The opinion of the court was delivered by: Wolin, District Judge.
This matter comes before the Court on motions of both parties.
Plaintiff, Michael Naples, moves (1) to amend his Complaint pursuant to
Federal Rule of Civil Procedure 15(a), in an attempt to remove all
federal questions from his Complaint and (2) to remand to state court.
Defendant, the New Jersey Sports & Exposition Authority, moves for
dismissal pursuant to Rule 12(b)(6) of the Federal Rules of Civil
Procedure. The Court has considered this motion on the papers pursuant to
Federal Rule of Civil Procedure 78. For the reasons stated below, the
Court will permit the amendment to the Complaint and remand this case to
Bergen County Superior Court.
The following facts, derived predominantly from the pleadings, are
taken as true only for the purpose of deciding the motions before the
Plaintiff, an employee of defendant until October 1998, claims that he
was injured in an automobile accident on defendant's roadway in January
1998. (See Amend. Compl. ¶¶ 4, 14). After the accident, "defendant

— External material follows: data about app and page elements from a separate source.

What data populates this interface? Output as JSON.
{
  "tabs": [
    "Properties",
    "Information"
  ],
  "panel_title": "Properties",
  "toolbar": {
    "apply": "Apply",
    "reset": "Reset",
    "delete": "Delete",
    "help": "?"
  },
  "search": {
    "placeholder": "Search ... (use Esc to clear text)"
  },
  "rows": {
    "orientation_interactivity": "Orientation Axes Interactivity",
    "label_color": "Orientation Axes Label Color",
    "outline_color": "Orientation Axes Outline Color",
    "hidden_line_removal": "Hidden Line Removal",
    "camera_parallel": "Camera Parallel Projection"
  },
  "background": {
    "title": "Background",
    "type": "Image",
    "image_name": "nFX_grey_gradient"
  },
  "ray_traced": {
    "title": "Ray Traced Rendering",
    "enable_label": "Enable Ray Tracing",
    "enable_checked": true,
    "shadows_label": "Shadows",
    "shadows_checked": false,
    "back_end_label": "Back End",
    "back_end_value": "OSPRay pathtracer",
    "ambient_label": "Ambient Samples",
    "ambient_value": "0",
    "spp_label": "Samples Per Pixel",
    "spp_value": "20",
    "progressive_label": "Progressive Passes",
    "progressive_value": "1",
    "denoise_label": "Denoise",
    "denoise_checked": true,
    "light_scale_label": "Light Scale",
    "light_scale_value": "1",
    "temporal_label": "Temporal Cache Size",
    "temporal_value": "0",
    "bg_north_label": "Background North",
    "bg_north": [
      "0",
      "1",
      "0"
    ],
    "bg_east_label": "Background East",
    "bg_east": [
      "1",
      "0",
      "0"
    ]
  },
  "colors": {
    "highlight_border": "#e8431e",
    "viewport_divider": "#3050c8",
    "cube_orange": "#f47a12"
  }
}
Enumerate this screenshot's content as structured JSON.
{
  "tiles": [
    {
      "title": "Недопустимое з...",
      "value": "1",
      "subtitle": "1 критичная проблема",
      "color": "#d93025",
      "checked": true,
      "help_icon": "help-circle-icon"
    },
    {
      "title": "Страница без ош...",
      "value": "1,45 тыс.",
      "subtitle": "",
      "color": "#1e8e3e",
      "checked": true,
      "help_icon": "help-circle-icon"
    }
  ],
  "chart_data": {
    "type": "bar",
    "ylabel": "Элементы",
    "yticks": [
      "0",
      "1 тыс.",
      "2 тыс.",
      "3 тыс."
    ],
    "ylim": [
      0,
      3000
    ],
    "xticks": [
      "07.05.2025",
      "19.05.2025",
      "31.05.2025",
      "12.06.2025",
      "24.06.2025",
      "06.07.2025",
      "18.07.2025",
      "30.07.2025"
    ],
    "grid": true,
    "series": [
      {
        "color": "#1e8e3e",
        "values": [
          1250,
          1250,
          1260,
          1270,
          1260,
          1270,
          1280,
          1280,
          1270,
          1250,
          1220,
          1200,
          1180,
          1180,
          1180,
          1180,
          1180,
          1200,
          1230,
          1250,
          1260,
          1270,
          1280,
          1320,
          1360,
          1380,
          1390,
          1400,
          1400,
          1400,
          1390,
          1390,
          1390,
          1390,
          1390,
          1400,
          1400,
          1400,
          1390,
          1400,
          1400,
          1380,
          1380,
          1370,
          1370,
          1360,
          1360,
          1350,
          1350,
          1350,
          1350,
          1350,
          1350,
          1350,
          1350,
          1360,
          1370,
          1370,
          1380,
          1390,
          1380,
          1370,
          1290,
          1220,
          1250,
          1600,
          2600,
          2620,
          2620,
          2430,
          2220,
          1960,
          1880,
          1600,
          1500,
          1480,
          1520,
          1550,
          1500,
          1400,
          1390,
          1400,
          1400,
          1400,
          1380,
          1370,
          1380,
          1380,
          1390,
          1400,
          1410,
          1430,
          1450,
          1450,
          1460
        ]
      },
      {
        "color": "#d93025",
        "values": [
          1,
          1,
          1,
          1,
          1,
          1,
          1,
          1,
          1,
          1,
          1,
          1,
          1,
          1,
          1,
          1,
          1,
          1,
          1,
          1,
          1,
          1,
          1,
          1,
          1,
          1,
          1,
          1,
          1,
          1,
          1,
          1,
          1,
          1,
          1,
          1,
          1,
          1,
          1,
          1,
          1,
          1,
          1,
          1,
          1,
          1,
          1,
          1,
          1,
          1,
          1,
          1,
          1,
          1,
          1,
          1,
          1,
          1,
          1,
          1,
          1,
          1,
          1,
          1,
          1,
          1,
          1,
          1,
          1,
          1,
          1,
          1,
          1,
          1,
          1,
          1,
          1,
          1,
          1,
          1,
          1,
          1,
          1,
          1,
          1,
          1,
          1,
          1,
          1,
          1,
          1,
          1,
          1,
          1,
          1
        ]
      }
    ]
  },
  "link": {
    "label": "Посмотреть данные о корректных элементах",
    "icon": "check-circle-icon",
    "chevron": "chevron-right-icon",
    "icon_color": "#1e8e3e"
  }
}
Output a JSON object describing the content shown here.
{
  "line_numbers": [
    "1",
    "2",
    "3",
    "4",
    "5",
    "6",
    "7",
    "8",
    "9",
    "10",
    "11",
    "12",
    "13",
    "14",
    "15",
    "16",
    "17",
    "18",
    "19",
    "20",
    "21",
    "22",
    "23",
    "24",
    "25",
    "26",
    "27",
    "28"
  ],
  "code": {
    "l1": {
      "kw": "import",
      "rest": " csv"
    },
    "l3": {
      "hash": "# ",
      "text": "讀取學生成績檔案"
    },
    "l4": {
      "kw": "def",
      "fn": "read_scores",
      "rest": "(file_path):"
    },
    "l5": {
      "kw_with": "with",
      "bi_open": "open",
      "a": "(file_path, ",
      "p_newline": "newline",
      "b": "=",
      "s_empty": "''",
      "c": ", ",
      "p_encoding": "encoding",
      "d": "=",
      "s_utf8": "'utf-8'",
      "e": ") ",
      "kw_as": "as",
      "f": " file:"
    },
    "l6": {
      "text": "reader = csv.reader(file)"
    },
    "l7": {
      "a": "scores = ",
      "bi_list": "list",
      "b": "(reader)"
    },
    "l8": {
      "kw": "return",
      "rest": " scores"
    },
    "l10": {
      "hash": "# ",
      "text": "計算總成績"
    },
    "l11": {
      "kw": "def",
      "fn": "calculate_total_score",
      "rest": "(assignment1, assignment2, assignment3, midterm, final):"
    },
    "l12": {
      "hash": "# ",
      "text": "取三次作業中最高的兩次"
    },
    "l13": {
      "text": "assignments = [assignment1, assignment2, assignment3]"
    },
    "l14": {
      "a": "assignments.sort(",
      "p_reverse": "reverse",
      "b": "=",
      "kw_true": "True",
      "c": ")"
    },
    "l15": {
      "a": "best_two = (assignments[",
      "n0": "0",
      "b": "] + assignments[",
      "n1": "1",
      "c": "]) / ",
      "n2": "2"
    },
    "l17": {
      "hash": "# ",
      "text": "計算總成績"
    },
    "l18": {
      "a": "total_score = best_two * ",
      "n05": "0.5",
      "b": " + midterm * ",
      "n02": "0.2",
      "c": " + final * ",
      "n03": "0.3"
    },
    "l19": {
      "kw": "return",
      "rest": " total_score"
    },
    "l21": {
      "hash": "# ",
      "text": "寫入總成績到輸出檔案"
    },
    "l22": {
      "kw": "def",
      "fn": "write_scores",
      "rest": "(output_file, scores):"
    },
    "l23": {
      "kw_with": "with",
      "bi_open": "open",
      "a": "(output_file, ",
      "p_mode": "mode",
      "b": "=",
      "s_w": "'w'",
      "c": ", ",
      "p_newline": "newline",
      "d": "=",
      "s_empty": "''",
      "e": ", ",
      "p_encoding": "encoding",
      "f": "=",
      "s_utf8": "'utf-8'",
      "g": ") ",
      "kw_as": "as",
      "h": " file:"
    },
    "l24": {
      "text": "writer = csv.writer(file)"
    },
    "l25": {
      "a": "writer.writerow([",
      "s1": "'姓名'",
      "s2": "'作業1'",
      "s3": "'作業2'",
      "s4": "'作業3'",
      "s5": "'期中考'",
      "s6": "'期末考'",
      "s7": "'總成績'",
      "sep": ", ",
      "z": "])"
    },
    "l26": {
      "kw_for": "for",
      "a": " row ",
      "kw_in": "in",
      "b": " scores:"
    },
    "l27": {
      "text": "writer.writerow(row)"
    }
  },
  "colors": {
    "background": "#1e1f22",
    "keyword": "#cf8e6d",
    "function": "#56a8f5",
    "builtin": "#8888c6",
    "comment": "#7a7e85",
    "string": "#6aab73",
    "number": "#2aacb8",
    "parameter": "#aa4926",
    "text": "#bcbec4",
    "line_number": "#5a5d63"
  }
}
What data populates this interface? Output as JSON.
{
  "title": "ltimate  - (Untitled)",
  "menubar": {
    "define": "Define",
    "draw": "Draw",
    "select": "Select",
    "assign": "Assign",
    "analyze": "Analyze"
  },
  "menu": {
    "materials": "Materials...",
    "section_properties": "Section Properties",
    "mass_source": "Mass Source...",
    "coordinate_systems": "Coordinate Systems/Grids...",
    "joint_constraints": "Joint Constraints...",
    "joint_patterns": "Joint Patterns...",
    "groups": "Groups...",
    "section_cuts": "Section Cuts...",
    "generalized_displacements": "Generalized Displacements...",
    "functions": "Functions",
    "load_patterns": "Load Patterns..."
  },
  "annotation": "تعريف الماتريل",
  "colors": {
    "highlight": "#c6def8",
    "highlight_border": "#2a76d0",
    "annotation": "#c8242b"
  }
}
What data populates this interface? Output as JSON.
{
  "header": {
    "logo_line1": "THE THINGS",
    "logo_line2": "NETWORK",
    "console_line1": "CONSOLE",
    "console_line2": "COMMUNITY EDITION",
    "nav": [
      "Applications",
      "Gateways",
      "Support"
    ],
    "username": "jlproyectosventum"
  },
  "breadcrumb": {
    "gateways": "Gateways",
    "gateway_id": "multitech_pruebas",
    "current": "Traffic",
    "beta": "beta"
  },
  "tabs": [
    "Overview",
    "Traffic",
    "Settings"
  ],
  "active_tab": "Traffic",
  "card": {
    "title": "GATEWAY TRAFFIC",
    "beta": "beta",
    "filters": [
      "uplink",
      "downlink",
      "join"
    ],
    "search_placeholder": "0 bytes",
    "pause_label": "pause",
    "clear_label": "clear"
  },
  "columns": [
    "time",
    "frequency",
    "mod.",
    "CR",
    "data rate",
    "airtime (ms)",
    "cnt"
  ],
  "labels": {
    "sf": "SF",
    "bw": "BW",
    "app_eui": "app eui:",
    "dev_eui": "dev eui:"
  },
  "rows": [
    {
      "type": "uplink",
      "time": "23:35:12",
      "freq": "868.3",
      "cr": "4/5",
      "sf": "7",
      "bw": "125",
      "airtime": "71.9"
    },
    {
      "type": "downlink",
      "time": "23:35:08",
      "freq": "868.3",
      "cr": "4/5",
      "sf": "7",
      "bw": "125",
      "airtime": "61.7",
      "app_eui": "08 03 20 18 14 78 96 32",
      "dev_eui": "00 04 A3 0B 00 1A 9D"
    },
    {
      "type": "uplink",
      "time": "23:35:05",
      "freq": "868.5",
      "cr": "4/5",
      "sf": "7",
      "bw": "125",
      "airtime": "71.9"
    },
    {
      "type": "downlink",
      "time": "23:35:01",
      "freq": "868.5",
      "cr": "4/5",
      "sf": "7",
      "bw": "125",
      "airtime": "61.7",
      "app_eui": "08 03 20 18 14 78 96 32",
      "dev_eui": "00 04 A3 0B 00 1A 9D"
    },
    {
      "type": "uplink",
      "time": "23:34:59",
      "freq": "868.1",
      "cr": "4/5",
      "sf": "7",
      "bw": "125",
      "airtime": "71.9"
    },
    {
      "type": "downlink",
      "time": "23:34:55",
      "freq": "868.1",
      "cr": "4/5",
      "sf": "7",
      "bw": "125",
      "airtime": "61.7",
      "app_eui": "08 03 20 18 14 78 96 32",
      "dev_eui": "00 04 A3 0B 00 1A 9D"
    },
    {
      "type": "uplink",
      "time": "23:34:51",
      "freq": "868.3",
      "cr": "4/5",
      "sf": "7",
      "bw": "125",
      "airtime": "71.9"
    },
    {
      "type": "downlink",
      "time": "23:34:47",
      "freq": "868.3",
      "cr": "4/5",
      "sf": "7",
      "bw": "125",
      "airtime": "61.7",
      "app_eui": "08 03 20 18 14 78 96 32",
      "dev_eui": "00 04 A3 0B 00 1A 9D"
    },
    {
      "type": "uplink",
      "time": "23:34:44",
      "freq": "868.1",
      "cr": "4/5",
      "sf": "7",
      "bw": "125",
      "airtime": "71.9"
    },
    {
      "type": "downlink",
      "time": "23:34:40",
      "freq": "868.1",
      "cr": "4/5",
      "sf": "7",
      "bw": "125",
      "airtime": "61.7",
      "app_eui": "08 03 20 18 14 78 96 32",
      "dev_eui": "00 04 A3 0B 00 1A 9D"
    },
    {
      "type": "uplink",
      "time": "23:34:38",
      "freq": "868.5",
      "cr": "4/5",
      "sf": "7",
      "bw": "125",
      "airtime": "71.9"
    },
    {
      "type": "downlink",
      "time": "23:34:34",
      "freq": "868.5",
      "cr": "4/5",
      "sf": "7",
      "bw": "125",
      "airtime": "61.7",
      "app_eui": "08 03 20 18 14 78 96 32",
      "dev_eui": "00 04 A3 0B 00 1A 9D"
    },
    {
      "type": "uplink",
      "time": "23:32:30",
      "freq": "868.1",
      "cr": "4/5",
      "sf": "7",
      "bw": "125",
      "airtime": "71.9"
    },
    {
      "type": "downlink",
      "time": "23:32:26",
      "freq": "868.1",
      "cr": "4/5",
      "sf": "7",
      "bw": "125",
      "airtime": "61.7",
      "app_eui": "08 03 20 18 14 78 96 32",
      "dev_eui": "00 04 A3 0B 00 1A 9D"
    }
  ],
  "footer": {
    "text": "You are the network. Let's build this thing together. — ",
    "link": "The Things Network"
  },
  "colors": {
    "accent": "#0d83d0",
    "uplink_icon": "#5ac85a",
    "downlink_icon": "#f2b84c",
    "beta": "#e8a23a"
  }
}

instructed the plaintiff and his family to submit all bills for medical
and rehabilitative treatment through Workers' Compensation. . . ." (See
id. ¶ 6). On April 23, 1998, despite defendant's alleged assurances,
defendant denied plaintiffs workers' compensation claims. (See id. ¶
7). Defendant then terminated plaintiffs employment in October 1998. (See
id. ¶¶ 9, 12, 14). Plaintiff claims he was fired due to his
On September 8, 1999, plaintiff filed a Complaint in Bergen County
Superior Court. The Complaint alleged, inter alia) disability
discrimination in violation of the New Jersey Law Against Discrimination
("NJLAD") and a breach of a collective bargaining agreement ("CBA") which
governed the parties' employment relationship.
Thereafter, on November 17, 1999, defendant removed the Complaint to
this Court. Defendant claimed, in the Notice of Removal, that Count Four
— breach of the CBA — served as a basis for federal
jurisdiction. Specifically, defendant stated that Count Four required an
interpretation of the CBA and, therefore, was completely preempted by
§ 301 of the Labor Management Relations Act ("LMRA").
Defendant disagrees. Defendant argues that all counts of the Amended
Complaint require the interpretation of the CBA and are, therefore,
preempted by the Labor Management Relations Act. Defendant, thus,
concludes that the Amended Complaint is properly within the subject
matter jurisdiction of this Court.*fn3 Assuming the Court has
jurisdiction, defendant argues that the Court should dismiss the
Complaint because plaintiff failed to exhaust his administrative remedies
under the CBA.
Federal Rule of Civil Procedure 15(a) permits a plaintiff to amend his
complaint "once as a matter of course at any time before a responsive
pleading is served." Fed.R.Civ.P. 15(a). In the context of this case, a
"responsive pleading" is an answer to the complaint. See 6 Charles A.
Wright, Arthur R. Miller, Mary Kay Kane, Federal Practice and Procedure,
¶ 1475 (2d ed. 1990).
Here, defendant has not filed its answer. Therefore, the Court must